While there may not be a sense of normalcy known prior to the pandemic for quite a while, even as Pfizer announced progress with its coronavirus vaccine, the event at Sienna was an important outlet for several families.
Going to a drive-in is not only a nostalgic affair for some — it’s also a contactless, outdoor alternative to traditional movie theaters. While indoor theaters like AMC said they are following social distancing guidelines by limiting seating to 40 percent capacity, the Centers for Disease Control and Prevention (CDC) has said that indoor gatherings are far more likely to transmit the virus.
There have been a few different options for drive-ins across Greater Houston since the pandemic hit in March. More recently, on Aug. 21, The Club at New Territory had an outdoor drive-up showing of “The Goonies,” charging $5 per vehicle and including a prepackaged snack bag with the purchase of a movie fare.
Beginning in August and ending in October, Walmart launched a series of pop-up drive-ins in their store parking lots across the country, including several in the Houston area in September. Two of them were Richmond stores, including two nights each at 5660 West Grand Parkway South and 5330 Farm to Market Road 1640.
Sienna charged $15 per car, a relative bargain compared to the AMC First Colony location, where a single standard adult ticket for a 7 p.m. showing is $11.99. An FM radio frequency provided the audio for the movie.
A portion of the proceeds were donated to the Fort Bend Meals on Wheels charity, which helps provide food to vulnerable senior citizens.
Allison Bond, the marketing director for Johnson Development Corp., which designed the Sienna community, could not be reached for comment.
While several attendees were pleased with the opportunity to safely socialize outdoors with family and neighbors, the most common complaint was that their vantage point provided them either an awkward or obstructed view of the giant inflatable screen, which was set up on nearby Ironwood Pass Drive adjacent to the park, and faced southwest.
Marcos Botelho, a Sienna resident who works at Texas Children’s Hospital, said he came shortly after the park opened and an hour before the movie was set to start, but did not get a good spot to watch it.
Like many parents, he supervised his children who played with glow sticks and danced to music supplied by a DJ while they waited in line for concessions and more cars began to file in.
“We got here at 6:30 p.m. or so, and we parked by the road,” Botelho said. “Basically there was a tree and several cars in the way, so we can’t really see. But if you take that out of the equation, it’s fun for the kids just to be out. It’s something they’ve missed.”
Another Sienna resident, Cary Simons, brought her two children to watch “Smallfoot,” which she said they were excited to see for a second time.
“It’s been a long time since I’ve been to a drive-in,” Simons said. “I think it’s a great idea. It’s a great way to spend some time with the family all together.”

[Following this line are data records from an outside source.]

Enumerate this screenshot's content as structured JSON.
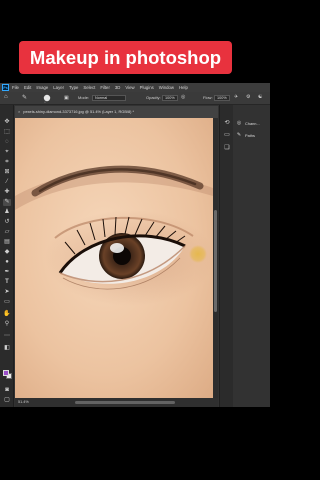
{
  "overlay": {
    "title": "Makeup in photoshop"
  },
  "menubar": {
    "logo": "Ps",
    "items": [
      "File",
      "Edit",
      "Image",
      "Layer",
      "Type",
      "Select",
      "Filter",
      "3D",
      "View",
      "Plugins",
      "Window",
      "Help"
    ]
  },
  "options_bar": {
    "mode_label": "Mode:",
    "mode_value": "Normal",
    "opacity_label": "Opacity:",
    "opacity_value": "100%",
    "flow_label": "Flow:",
    "flow_value": "100%"
  },
  "document": {
    "tab_title": "pexels-shiny-diamond-3373716.jpg @ 51.4% (Layer 1, RGB/8) *",
    "zoom": "51.4%"
  },
  "panels": {
    "items": [
      {
        "icon": "channels-icon",
        "label": "Chann..."
      },
      {
        "icon": "paths-icon",
        "label": "Paths"
      }
    ]
  },
  "colors": {
    "banner": "#e8323e",
    "foreground_swatch": "#9b4fc9",
    "background_swatch": "#e8e8e8",
    "brush_cursor": "#e6b84a"
  }
}
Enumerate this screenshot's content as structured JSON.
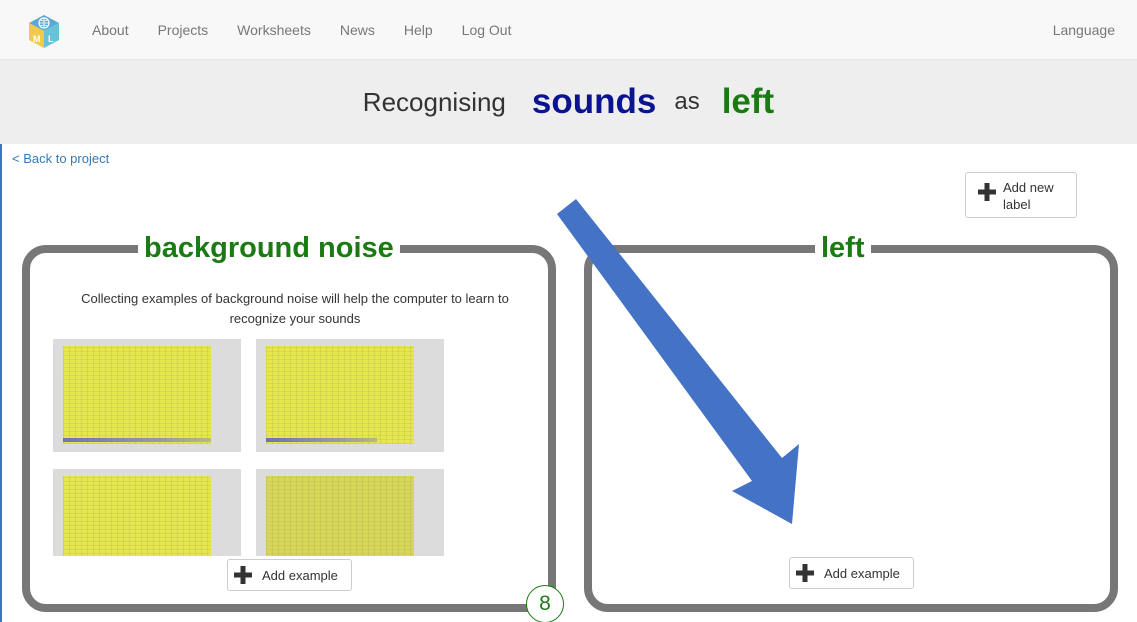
{
  "navbar": {
    "links": [
      "About",
      "Projects",
      "Worksheets",
      "News",
      "Help",
      "Log Out"
    ],
    "language": "Language",
    "logo_letters": [
      "M",
      "L"
    ]
  },
  "banner": {
    "prefix": "Recognising",
    "type": "sounds",
    "connector": "as",
    "label": "left"
  },
  "back_link": "< Back to project",
  "add_label_button": "Add new label",
  "buckets": [
    {
      "title": "background noise",
      "hint": "Collecting examples of background noise will help the computer to learn to recognize your sounds",
      "example_count": 4,
      "add_example": "Add example"
    },
    {
      "title": "left",
      "add_example": "Add example"
    }
  ],
  "step_marker": "8",
  "colors": {
    "label_green": "#1b7a14",
    "type_blue": "#0b1490",
    "arrow_blue": "#4472c4",
    "bucket_border": "#777777"
  }
}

While Simons said their “angle was not great” and that she hoped it wouldn’t affect the experience, the main goal was to enjoy an evening out that was a departure from the sheltered lives many families have led as a precaution due to the ongoing pandemic.

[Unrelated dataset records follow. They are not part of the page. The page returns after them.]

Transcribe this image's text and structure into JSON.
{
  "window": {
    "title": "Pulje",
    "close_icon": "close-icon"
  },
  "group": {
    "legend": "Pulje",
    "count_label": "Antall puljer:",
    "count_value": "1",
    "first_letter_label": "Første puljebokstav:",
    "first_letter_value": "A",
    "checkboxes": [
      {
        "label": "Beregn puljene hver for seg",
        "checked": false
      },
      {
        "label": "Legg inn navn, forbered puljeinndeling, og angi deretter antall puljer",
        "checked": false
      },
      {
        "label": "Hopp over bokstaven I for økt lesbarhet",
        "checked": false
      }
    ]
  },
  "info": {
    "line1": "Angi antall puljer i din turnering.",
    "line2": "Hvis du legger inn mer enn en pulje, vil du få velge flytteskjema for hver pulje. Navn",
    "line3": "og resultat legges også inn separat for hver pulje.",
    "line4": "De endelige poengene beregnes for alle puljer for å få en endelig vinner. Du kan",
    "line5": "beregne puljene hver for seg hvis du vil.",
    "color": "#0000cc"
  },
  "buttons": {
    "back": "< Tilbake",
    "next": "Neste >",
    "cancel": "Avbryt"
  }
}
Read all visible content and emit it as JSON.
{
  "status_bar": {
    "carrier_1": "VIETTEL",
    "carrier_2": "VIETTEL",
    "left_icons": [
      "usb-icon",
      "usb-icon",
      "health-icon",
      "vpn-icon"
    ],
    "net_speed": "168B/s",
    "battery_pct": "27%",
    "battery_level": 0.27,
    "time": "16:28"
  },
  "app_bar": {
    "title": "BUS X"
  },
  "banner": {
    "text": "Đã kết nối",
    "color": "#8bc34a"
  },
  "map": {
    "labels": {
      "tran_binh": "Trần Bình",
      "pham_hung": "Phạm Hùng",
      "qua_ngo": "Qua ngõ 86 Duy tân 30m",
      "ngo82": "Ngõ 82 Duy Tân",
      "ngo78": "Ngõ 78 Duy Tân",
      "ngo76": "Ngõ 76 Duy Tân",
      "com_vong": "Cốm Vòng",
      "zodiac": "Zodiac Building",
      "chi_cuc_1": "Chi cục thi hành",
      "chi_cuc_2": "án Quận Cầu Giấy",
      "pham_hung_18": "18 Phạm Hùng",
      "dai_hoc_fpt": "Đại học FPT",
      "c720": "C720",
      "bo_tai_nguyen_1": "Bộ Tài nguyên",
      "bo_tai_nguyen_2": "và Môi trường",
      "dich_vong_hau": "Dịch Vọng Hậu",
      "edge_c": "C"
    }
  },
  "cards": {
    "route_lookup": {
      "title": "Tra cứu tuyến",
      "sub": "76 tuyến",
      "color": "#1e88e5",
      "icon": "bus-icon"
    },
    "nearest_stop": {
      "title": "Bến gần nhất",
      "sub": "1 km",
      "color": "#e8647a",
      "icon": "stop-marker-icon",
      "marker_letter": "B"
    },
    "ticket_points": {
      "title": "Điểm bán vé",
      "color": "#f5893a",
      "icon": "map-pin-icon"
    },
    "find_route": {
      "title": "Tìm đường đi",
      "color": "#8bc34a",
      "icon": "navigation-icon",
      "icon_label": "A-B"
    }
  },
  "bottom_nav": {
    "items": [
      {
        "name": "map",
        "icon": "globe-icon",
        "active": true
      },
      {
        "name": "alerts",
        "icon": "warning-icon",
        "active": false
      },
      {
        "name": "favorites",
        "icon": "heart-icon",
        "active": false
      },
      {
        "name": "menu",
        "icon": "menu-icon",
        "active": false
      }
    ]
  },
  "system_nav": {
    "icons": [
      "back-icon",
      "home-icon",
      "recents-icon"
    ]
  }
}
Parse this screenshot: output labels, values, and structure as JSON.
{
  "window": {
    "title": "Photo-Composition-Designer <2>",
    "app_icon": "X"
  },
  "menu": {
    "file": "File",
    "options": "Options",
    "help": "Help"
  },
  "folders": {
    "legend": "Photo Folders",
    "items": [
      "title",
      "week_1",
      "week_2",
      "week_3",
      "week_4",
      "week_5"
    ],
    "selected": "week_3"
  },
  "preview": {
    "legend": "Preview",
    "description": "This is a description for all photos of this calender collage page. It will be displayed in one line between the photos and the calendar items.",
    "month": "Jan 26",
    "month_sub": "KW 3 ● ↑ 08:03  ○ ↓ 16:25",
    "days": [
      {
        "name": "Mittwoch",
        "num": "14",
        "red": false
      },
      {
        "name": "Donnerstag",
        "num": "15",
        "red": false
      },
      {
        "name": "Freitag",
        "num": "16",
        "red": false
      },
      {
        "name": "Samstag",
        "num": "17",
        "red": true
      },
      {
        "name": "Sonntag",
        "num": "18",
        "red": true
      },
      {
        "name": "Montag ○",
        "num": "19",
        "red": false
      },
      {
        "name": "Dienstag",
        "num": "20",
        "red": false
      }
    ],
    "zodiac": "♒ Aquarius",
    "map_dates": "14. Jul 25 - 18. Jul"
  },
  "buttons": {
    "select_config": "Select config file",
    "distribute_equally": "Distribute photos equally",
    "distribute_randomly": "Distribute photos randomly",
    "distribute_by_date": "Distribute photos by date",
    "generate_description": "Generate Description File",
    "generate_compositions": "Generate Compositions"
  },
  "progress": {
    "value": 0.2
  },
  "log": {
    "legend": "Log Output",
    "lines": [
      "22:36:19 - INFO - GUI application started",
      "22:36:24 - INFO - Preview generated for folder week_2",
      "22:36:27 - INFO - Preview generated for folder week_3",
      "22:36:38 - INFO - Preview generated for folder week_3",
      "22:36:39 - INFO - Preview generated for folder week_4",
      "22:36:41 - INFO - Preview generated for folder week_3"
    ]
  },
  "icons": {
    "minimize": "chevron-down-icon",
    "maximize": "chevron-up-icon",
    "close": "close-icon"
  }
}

She said Sienna had a similar drive-in event during the summer, which she and her family skipped. But she was eager to take advantage of the cooler fall weather.

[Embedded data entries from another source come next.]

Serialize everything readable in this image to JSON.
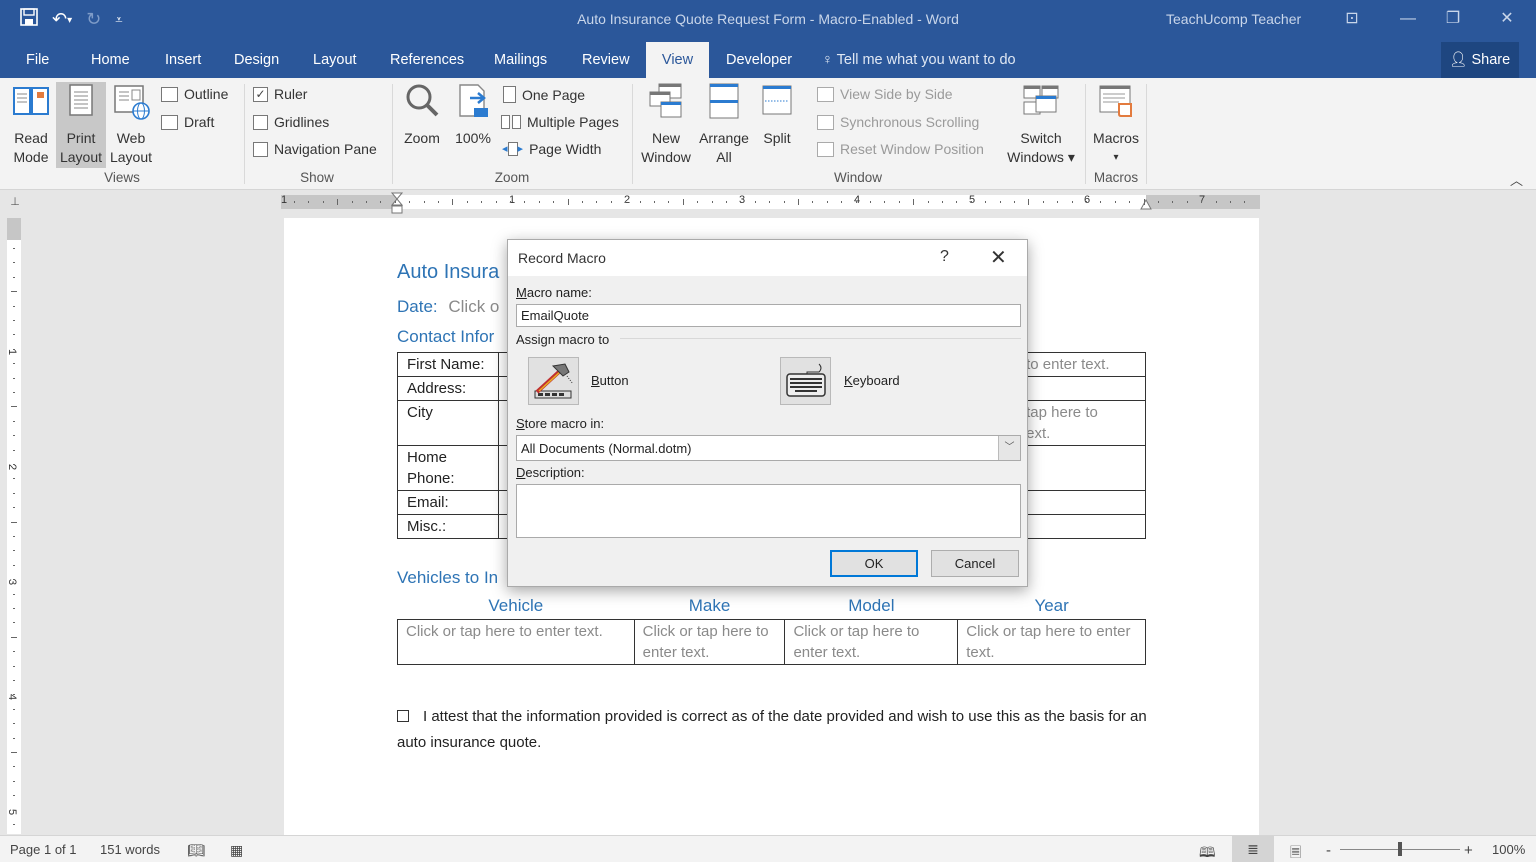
{
  "window": {
    "title": "Auto Insurance Quote Request Form - Macro-Enabled - Word",
    "user": "TeachUcomp Teacher",
    "qat": {
      "save_icon": "save-icon",
      "undo_icon": "undo-icon",
      "redo_icon": "redo-icon",
      "customize_icon": "customize-qat-icon"
    },
    "controls": {
      "ribbon_display": "⊡",
      "minimize": "—",
      "restore": "❐",
      "close": "✕"
    }
  },
  "tabs": [
    {
      "label": "File"
    },
    {
      "label": "Home"
    },
    {
      "label": "Insert"
    },
    {
      "label": "Design"
    },
    {
      "label": "Layout"
    },
    {
      "label": "References"
    },
    {
      "label": "Mailings"
    },
    {
      "label": "Review"
    },
    {
      "label": "View",
      "active": true
    },
    {
      "label": "Developer"
    }
  ],
  "tell_me": "Tell me what you want to do",
  "share_label": "Share",
  "ribbon": {
    "views": {
      "label": "Views",
      "read_mode": "Read Mode",
      "read_mode_l1": "Read",
      "read_mode_l2": "Mode",
      "print_layout_l1": "Print",
      "print_layout_l2": "Layout",
      "web_layout_l1": "Web",
      "web_layout_l2": "Layout",
      "outline": "Outline",
      "draft": "Draft"
    },
    "show": {
      "label": "Show",
      "ruler": "Ruler",
      "ruler_checked": true,
      "gridlines": "Gridlines",
      "gridlines_checked": false,
      "navigation_pane": "Navigation Pane",
      "navigation_pane_checked": false
    },
    "zoom": {
      "label": "Zoom",
      "zoom": "Zoom",
      "hundred": "100%",
      "one_page": "One Page",
      "multiple_pages": "Multiple Pages",
      "page_width": "Page Width"
    },
    "window": {
      "label": "Window",
      "new_window_l1": "New",
      "new_window_l2": "Window",
      "arrange_all_l1": "Arrange",
      "arrange_all_l2": "All",
      "split": "Split",
      "view_side_by_side": "View Side by Side",
      "synchronous_scrolling": "Synchronous Scrolling",
      "reset_window_position": "Reset Window Position",
      "switch_windows_l1": "Switch",
      "switch_windows_l2": "Windows ▾"
    },
    "macros": {
      "label": "Macros",
      "macros": "Macros",
      "dropdown": "▾"
    }
  },
  "ruler": {
    "horizontal_numbers": [
      "1",
      "1",
      "2",
      "3",
      "4",
      "5",
      "6",
      "7"
    ],
    "vertical_numbers": [
      "1",
      "2",
      "3",
      "4",
      "5"
    ]
  },
  "document": {
    "title": "Auto Insura",
    "date_label": "Date:",
    "date_placeholder": "Click o",
    "contact_heading": "Contact Infor",
    "contact_rows": [
      {
        "label": "First Name:",
        "right": "to enter text."
      },
      {
        "label": "Address:",
        "right": ""
      },
      {
        "label": "City",
        "right": "tap here to",
        "right2": "ext."
      },
      {
        "label": "Home",
        "label2": "Phone:",
        "right": ""
      },
      {
        "label": "Email:",
        "right": ""
      },
      {
        "label": "Misc.:",
        "right": ""
      }
    ],
    "vehicles_heading": "Vehicles to In",
    "vehicle_columns": [
      "Vehicle",
      "Make",
      "Model",
      "Year"
    ],
    "vehicle_cells": [
      "Click or tap here to enter text.",
      "Click or tap here to enter text.",
      "Click or tap here to enter text.",
      "Click or tap here to enter text."
    ],
    "attest_text": "I attest that the information provided is correct as of the date provided and wish to use this as the basis for an auto insurance quote.",
    "attest_checked": false
  },
  "dialog": {
    "title": "Record Macro",
    "help": "?",
    "close": "✕",
    "macro_name_label_u": "M",
    "macro_name_label_rest": "acro name:",
    "macro_name_value": "EmailQuote",
    "assign_label": "Assign macro to",
    "button_label_u": "B",
    "button_label_rest": "utton",
    "keyboard_label_u": "K",
    "keyboard_label_rest": "eyboard",
    "store_label_u": "S",
    "store_label_rest": "tore macro in:",
    "store_value": "All Documents (Normal.dotm)",
    "description_label_u": "D",
    "description_label_rest": "escription:",
    "description_value": "",
    "ok": "OK",
    "cancel": "Cancel"
  },
  "status": {
    "page": "Page 1 of 1",
    "words": "151 words",
    "zoom_percent": "100%",
    "zoom_minus": "-",
    "zoom_plus": "+",
    "zoom_level": 100
  },
  "colors": {
    "brand": "#2b579a",
    "heading": "#2e74b5",
    "default_button": "#0078d7"
  }
}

“The kids are having fun, so that’s kind of the main thing,” Simons said. “I think we’d do it again. It’s a nice night, and I think we’d hope for a better spot. But the kids are having fun, and it’s better than being stuck inside in front of a video screen.”